I figured that a machine printing onto fabric is bound to be fairly accurate; I could rely on that to ensure that, at the very least, the right angles I draw will come out as true right angles on the fabric. Through ringing around I learned that while this turned out to be correct, there could be shrinkage of the material either lengthways, sideways, or both, due to the printing process.
There was a local digital fabric printing company who said their fabrics were treated beforehand to largely eliminate this shrinkage: Vapor Print. Just in case, I drew an extra line a couple of millimetres around each outline to enable me to use that line if the fabric had shrunk in that direction.

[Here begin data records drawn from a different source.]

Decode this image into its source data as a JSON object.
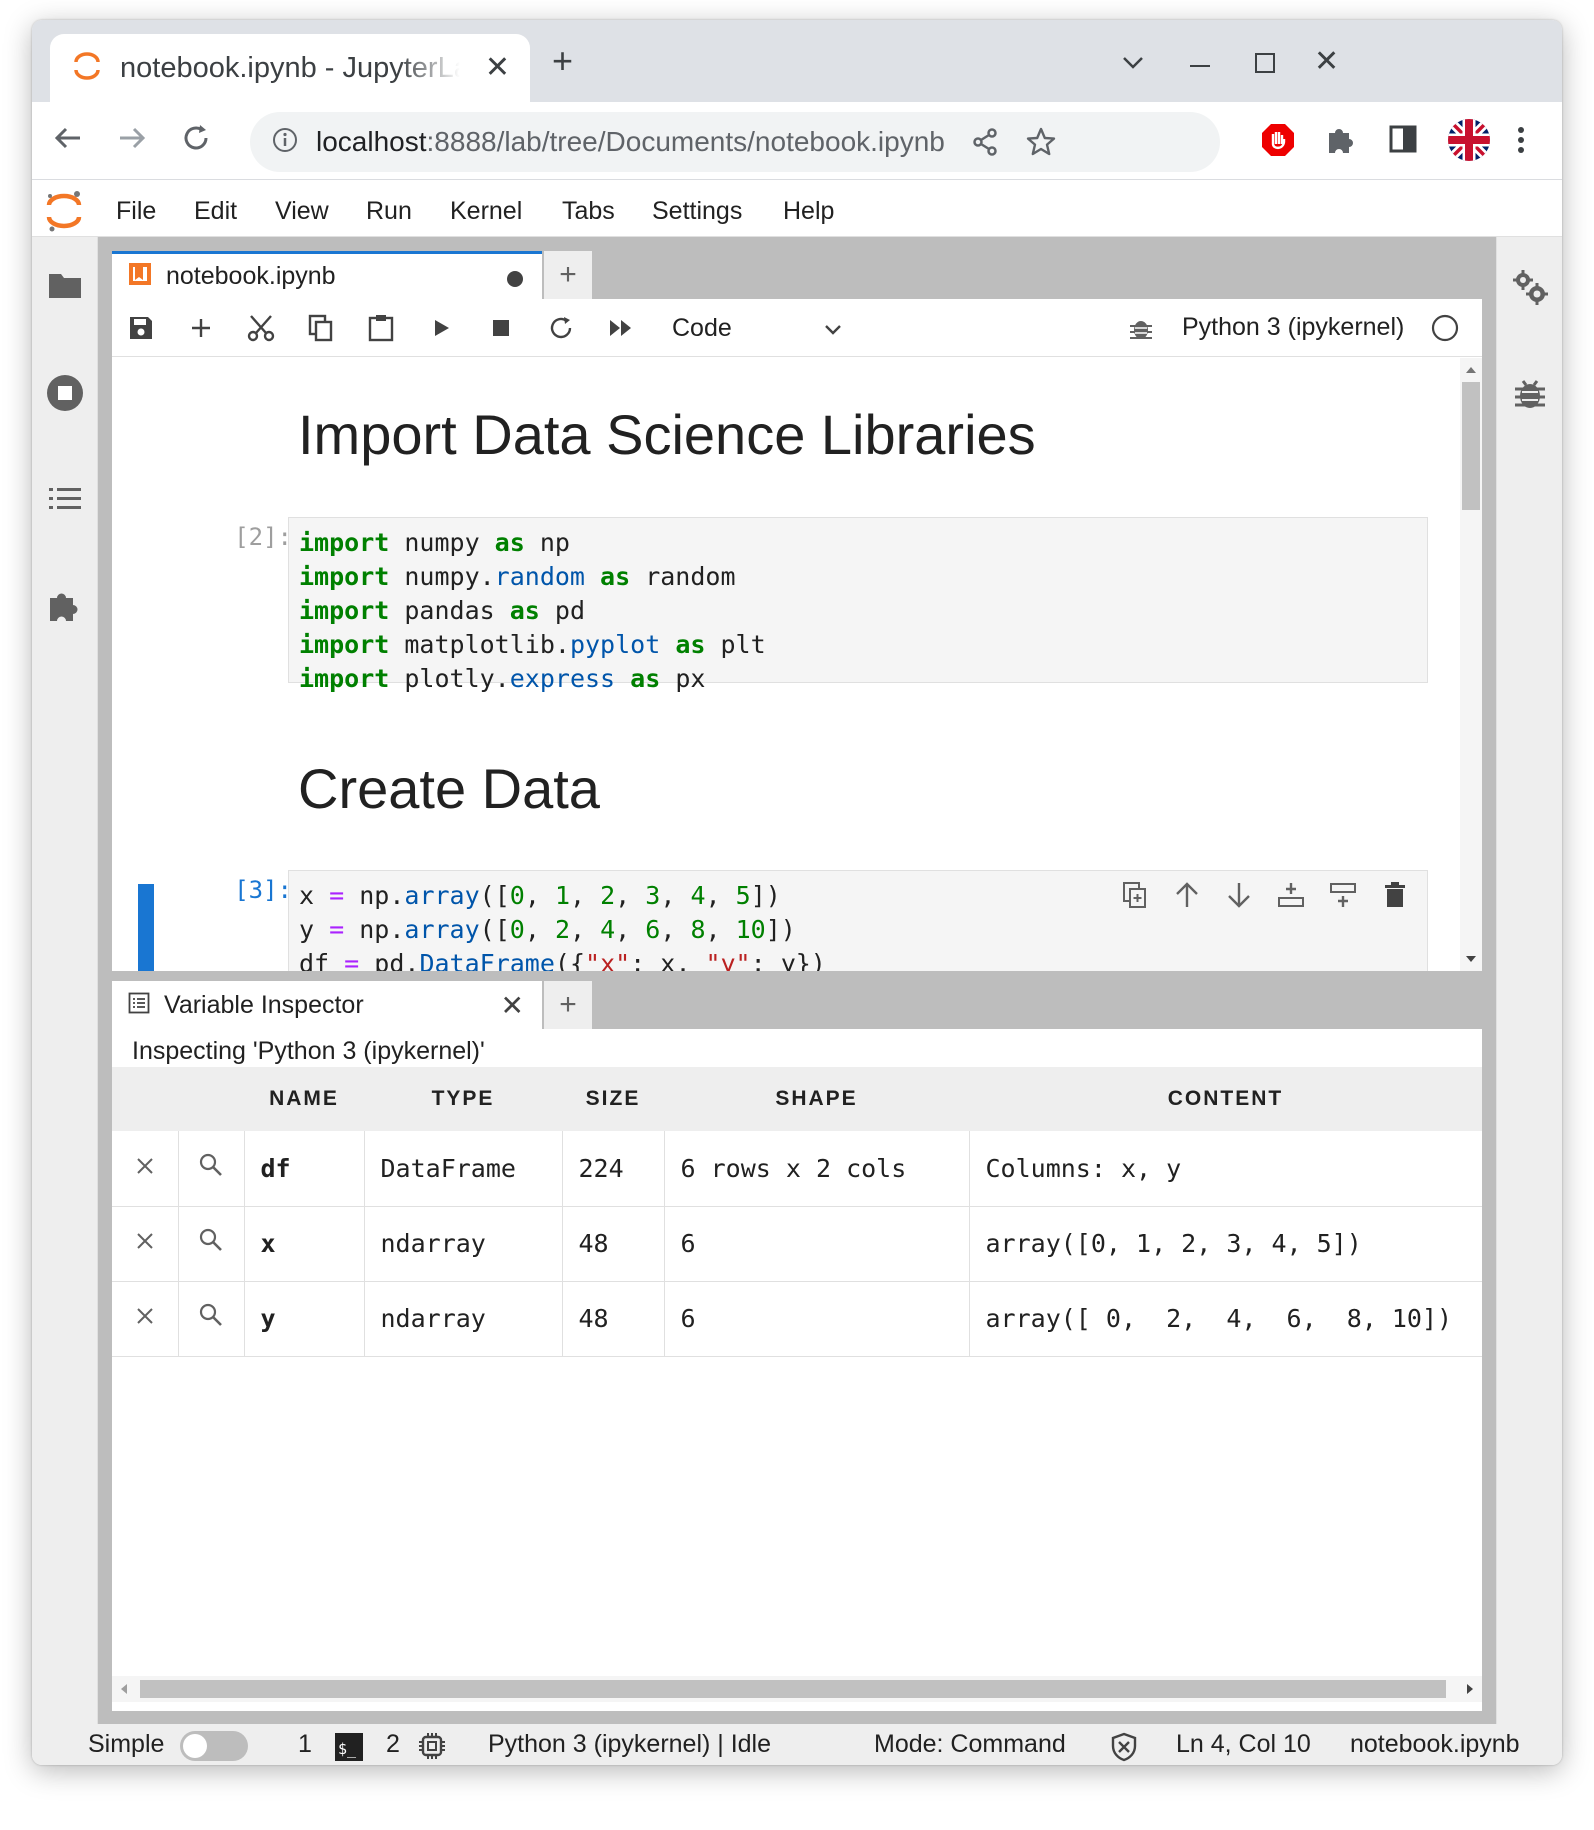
{
  "browser": {
    "tab_title": "notebook.ipynb - JupyterLab",
    "url_host": "localhost",
    "url_path": ":8888/lab/tree/Documents/notebook.ipynb"
  },
  "menu": {
    "items": [
      "File",
      "Edit",
      "View",
      "Run",
      "Kernel",
      "Tabs",
      "Settings",
      "Help"
    ]
  },
  "notebook": {
    "tab_label": "notebook.ipynb",
    "cell_type": "Code",
    "kernel": "Python 3 (ipykernel)",
    "heading1": "Import Data Science Libraries",
    "heading2": "Create Data",
    "cell2_prompt": "[2]:",
    "cell3_prompt": "[3]:",
    "cell2_lines": [
      "import numpy as np",
      "import numpy.random as random",
      "import pandas as pd",
      "import matplotlib.pyplot as plt",
      "import plotly.express as px"
    ],
    "cell3_lines": [
      "x = np.array([0, 1, 2, 3, 4, 5])",
      "y = np.array([0, 2, 4, 6, 8, 10])",
      "df = pd.DataFrame({\"x\": x, \"y\": y})"
    ]
  },
  "inspector": {
    "tab_label": "Variable Inspector",
    "subtitle": "Inspecting 'Python 3 (ipykernel)'",
    "columns": [
      "NAME",
      "TYPE",
      "SIZE",
      "SHAPE",
      "CONTENT"
    ],
    "rows": [
      {
        "name": "df",
        "type": "DataFrame",
        "size": "224",
        "shape": "6 rows x 2 cols",
        "content": "Columns: x, y"
      },
      {
        "name": "x",
        "type": "ndarray",
        "size": "48",
        "shape": "6",
        "content": "array([0, 1, 2, 3, 4, 5])"
      },
      {
        "name": "y",
        "type": "ndarray",
        "size": "48",
        "shape": "6",
        "content": "array([ 0,  2,  4,  6,  8, 10])"
      }
    ]
  },
  "status": {
    "mode_label": "Simple",
    "count1": "1",
    "count2": "2",
    "kernel_state": "Python 3 (ipykernel) | Idle",
    "mode": "Mode: Command",
    "position": "Ln 4, Col 10",
    "file": "notebook.ipynb"
  },
  "colors": {
    "accent": "#1976d2",
    "jupyter_orange": "#f37726",
    "keyword": "#008000"
  }
}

To have fabric digitally printed, you need to send the printing company one large image to be printed. The width of this image needed to be the width of the fabric of course, but it could be any length. The length of the image for my couch’s cushion covers was around 10 metres:
By the way, if you are wondering why the shade of green differs between the above two pictures, it's because I changed the shade after getting a trial print back from Vapor Print.
When the printed fabric arrived I measured the distances and was pleased to find that the only shrinkage present was a couple of millimetres per metre in one direction only. This was very workable.
My solution was to use tape to attach each piece together along each seam. I would then either remove the tape or leave it in there while I finished off the internal seam edges. This method worked out very well indeed - sewing seams which have already been taped up is a breeze.
Having cut out the shapes using printed lines, the edges were quite accurately straight, so just maintaining the position of the edge of the fabric relative to the needle was all I needed (with my amateur skills) to ensure the sewing lines were straight.
The only other skill I needed for this upholstery was the ability to sew zips. I found a great YouTube video that showed a good way to do it: